Physicians have long argued that before 1990, board certification was an independent and generally-accepted assessment of the quality of their post-graduate specialty training. After 1990, however, ABMS board certification became two separate products: (1) an assessment of their post-graduate training and (2) a "continuous professional development" (CPD) product tied to their original post-graduate training assessment.
The logic for this two-product theory is simple. Before January 1, 1990, the CPD product was truly voluntary for physicians to perform. But after a trial run of this voluntary testing, fewer and fewer physicians opted to participate in the program in large part because of its unproven value and expense. To counter the declining enrollment, the American Board of Internal Medicine (ABIM) "Task Force" (and eventually all other ABMS member boards) decided to tie participation in the ABMS CPD product to the validity of a physician's initial assessment of their post-graduate training:
"Thus, the stage was set for the Board to embark on a new era in which its diplomates would be asked, but not required, to renew the validity of their certificates at periodic intervals or face the uncertain circumstances of loss of their status as certified internists, subspecialists, or holders of certificates of added qualifications."(1)It didn't matter if a physician had participated in other self-directed Continuing Medical Education (CME) on their own accord; unless a physician performed the ABMS-sanctioned CPD program, they would lose their original ABMS board certification credential and the privileges that credential imparts to physicians in terms of academic, professional, and economic value.
This tie between a physician's original post-graduate assessment and lifelong continuous professional development proved remarkably lucrative for the ABMS and their member boards. So much so, that the ABMS CPD program was later trademarked as "Maintenance of Certification®" (MOC®) and had its own profit line on ABMS member board tax forms. The tie was so lucrative, in fact, that the largest member board, the ABIM, created an undisclosed shadow organization, the American Board of Internal Medicine Foundation (later renamed the ABIM Foundation) and secretly funneled tens of millions of dollars for nearly ten years without disclosing its existence to physicians and the public and purchased a $2.3 million condominium for themselves. After its public debut online in 1999, the ABIM Foundation later off-shored millions of those funds to the Cayman Islands in 2015.

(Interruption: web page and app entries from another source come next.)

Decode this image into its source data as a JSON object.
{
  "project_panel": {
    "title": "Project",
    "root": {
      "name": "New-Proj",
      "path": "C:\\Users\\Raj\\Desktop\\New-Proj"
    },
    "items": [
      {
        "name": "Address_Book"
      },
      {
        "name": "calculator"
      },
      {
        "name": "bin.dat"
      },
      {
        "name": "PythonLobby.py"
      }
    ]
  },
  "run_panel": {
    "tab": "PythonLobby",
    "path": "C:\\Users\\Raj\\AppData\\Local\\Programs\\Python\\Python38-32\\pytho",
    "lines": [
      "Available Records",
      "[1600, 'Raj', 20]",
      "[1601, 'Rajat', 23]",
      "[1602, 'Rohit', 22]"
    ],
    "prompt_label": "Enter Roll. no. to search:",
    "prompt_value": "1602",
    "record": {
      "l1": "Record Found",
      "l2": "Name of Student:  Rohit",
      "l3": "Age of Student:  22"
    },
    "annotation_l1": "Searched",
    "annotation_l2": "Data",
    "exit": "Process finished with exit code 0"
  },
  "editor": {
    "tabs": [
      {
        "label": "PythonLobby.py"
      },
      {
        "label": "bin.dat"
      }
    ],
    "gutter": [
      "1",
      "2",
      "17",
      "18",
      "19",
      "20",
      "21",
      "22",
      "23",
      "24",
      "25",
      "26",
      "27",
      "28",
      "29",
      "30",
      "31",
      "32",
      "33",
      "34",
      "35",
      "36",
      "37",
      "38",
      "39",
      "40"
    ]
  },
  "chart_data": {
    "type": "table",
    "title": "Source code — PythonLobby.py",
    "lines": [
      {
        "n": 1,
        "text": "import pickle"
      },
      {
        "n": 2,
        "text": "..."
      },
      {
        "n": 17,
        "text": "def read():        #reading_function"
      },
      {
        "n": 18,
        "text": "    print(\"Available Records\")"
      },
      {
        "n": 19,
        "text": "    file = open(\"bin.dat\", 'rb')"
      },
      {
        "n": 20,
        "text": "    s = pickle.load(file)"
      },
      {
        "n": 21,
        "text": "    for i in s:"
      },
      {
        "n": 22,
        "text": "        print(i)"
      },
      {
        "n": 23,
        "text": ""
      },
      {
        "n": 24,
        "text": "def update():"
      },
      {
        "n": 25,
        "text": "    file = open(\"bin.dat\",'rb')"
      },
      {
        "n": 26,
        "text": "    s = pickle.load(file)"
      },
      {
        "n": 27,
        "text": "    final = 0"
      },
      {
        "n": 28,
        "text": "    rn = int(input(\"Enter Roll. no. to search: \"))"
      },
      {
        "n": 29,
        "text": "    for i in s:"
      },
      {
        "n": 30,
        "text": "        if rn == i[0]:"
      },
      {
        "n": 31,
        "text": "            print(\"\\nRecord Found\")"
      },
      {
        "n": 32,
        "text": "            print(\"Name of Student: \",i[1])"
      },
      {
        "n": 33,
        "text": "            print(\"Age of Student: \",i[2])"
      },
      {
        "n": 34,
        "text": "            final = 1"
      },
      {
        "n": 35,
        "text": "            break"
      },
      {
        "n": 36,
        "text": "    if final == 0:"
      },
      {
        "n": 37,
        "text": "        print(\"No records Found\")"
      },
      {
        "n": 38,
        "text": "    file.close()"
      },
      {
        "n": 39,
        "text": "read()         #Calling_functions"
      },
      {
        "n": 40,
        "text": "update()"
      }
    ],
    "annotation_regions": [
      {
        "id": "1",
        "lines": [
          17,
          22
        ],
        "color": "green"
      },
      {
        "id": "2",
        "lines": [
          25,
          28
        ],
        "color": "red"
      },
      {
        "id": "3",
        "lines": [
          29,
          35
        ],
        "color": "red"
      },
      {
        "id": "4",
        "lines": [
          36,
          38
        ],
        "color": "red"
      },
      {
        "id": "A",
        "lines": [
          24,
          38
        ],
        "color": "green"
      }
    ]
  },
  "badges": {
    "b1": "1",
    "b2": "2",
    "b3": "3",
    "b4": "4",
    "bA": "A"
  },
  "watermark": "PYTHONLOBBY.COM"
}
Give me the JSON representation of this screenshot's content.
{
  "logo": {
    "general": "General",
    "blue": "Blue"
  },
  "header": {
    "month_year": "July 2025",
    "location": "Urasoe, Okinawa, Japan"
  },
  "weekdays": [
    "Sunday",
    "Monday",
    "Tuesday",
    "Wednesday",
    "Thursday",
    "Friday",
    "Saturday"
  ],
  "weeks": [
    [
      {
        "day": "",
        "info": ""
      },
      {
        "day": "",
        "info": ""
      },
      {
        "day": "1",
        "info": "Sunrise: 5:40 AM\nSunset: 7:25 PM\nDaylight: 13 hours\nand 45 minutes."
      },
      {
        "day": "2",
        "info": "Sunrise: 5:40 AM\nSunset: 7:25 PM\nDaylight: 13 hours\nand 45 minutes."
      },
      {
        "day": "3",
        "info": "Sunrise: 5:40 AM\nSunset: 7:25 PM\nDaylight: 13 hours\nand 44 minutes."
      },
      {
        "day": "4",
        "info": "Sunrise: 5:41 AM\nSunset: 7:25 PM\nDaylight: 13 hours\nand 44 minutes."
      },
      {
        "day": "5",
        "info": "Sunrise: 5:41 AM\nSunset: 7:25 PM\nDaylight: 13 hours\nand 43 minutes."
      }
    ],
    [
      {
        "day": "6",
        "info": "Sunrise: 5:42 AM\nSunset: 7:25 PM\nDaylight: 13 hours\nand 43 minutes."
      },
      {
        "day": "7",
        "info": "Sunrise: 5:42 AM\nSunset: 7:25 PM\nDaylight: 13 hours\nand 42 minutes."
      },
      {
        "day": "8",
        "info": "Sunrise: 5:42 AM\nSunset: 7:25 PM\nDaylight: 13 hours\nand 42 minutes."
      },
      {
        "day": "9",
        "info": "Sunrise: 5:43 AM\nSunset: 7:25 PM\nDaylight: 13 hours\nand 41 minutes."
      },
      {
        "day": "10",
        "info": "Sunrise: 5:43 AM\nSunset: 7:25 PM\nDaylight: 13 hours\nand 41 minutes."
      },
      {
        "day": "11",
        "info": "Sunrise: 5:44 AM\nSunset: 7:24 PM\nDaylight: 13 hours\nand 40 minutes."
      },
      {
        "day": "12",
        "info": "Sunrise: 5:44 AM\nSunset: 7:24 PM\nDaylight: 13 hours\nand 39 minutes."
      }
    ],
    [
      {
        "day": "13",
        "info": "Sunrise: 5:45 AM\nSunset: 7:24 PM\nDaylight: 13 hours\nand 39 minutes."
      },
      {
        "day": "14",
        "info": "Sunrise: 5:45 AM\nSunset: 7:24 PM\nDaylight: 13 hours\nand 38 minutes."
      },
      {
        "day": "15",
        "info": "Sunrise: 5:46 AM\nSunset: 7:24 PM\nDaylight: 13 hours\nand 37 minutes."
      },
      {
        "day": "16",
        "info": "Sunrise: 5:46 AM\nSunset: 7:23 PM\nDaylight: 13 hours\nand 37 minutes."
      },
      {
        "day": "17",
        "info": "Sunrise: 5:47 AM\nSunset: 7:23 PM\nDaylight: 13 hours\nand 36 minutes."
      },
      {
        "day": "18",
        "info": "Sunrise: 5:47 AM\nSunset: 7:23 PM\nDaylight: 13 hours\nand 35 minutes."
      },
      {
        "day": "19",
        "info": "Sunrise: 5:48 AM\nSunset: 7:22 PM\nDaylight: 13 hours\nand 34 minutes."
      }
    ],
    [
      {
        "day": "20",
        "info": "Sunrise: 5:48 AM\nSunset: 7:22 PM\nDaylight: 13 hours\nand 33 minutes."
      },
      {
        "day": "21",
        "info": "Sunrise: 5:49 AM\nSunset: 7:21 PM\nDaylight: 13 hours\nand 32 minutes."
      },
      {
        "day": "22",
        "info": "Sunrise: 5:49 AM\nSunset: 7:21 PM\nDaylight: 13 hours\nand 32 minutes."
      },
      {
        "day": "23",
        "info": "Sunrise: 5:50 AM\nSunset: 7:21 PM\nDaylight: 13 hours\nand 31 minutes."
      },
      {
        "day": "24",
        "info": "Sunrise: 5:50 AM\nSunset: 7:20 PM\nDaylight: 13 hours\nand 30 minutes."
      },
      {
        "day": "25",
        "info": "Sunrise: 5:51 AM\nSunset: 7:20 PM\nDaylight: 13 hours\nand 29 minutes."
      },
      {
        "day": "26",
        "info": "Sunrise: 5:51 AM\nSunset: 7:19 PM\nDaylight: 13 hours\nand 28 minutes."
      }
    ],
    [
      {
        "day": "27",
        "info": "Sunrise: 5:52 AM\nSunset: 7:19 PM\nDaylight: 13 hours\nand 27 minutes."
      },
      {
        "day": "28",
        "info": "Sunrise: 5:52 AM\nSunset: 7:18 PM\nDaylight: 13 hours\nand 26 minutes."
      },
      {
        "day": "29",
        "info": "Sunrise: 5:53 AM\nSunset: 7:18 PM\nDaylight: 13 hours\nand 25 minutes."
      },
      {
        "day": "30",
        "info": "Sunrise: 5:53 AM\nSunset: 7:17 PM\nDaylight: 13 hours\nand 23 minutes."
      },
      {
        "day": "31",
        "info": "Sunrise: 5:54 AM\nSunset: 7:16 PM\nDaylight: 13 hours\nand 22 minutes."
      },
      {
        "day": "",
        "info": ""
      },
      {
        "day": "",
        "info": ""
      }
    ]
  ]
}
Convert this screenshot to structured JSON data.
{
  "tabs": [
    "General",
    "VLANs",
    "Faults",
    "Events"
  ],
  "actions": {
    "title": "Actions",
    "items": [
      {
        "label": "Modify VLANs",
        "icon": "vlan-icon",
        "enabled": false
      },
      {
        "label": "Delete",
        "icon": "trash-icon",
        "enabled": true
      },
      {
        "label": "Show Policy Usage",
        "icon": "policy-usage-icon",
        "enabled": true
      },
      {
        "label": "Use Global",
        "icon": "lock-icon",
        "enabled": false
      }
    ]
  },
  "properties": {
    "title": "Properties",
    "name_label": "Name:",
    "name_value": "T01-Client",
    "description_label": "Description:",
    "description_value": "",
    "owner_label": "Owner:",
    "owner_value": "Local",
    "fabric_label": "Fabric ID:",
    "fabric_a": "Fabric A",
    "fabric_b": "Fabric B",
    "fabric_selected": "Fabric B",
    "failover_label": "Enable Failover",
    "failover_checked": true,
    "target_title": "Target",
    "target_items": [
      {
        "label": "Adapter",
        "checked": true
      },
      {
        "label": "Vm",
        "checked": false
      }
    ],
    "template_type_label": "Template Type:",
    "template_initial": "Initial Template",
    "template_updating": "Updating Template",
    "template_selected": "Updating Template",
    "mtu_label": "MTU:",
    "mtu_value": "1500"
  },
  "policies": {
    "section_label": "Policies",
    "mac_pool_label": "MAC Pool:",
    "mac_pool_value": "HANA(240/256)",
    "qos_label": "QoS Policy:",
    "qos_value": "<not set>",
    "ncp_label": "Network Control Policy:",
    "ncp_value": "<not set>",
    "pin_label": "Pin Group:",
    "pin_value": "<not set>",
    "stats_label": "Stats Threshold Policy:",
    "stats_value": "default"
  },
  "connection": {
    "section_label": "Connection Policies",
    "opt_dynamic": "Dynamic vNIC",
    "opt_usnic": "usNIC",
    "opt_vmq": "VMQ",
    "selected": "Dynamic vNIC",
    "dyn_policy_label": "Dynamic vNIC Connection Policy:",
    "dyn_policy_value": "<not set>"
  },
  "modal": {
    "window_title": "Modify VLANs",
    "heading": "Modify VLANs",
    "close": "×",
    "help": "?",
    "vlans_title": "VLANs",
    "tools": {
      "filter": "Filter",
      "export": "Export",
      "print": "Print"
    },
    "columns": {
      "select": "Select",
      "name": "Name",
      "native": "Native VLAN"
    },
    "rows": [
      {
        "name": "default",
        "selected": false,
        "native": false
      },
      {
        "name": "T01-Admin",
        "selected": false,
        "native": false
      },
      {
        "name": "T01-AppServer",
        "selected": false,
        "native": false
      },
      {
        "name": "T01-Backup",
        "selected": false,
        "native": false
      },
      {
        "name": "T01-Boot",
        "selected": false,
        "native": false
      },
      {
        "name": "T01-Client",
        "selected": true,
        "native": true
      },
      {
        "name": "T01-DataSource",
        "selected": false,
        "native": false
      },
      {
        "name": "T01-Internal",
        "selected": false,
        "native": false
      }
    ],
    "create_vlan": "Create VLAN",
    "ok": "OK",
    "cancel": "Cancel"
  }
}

Is it any wonder that physicians would be upset?
Yet here we are.
So far, the ABMS member boards have had exceptionally good fortune protecting their MOC® product in court, arguing before various district court judges that ABMS board certification is not two products that are illegally tied, but rather just one big "board certification" product.
Last week was no exception. The long-running lawsuit filed by the Association of American Physicians and Surgeons (AAPS) suit against the ABMS was dismissed with prejudice. In addition, the antitrust suit field by two psychiatrists against the American Board of Psychiatry and Neurology (ABPN) was similarly dismissed (along the same legal lines of the ABIM and ABR lawsuits) but WITHOUT prejudice. (The judge left room here for the original Complaint to be amended - perhaps because the ABR lawsuit was later amended and has been fully briefed but not yet decided).
It is interesting to this observer that there has been little fanfare in the media regarding these last two rulings in favor of the ABMS member boards. I suspect the ABMS and their associated specialty boards know that all eyes are on the ABIM antitrust lawsuit appeal recently filed. That appeal explains the two-product tie created by the ABIM clearly. Perhaps they'd rather not bring attention to that case that's due for oral arguments on the 23rd of October. So much hinges on the outcome of that case for both them and working physicians.
Irrespective of the cases outcome, however, the credibility and value of ABMS board certification has been tarnished forever. Given the revelation of the conflicts of interests and lucrative nature of ABMS board certification, rhe only way the ABMS brand could redeem itself is for a full accounting of all that has transpired against working physicians by these self-appointed non-representative academic physicians and the non-physicians corporate directors now at the helm of these lucrative ABMS specialty boards.
-Wes(1) Richard J. Glassock, MD, John A. Benson, MD, Robert B. Copeland, MD, Herman A. Godwin, MD, et al. Time-Limited Certification and Recertification: The Program of the American Board of Internal Medicine. https://doi.org/10.7326/0003-4819-114-1-59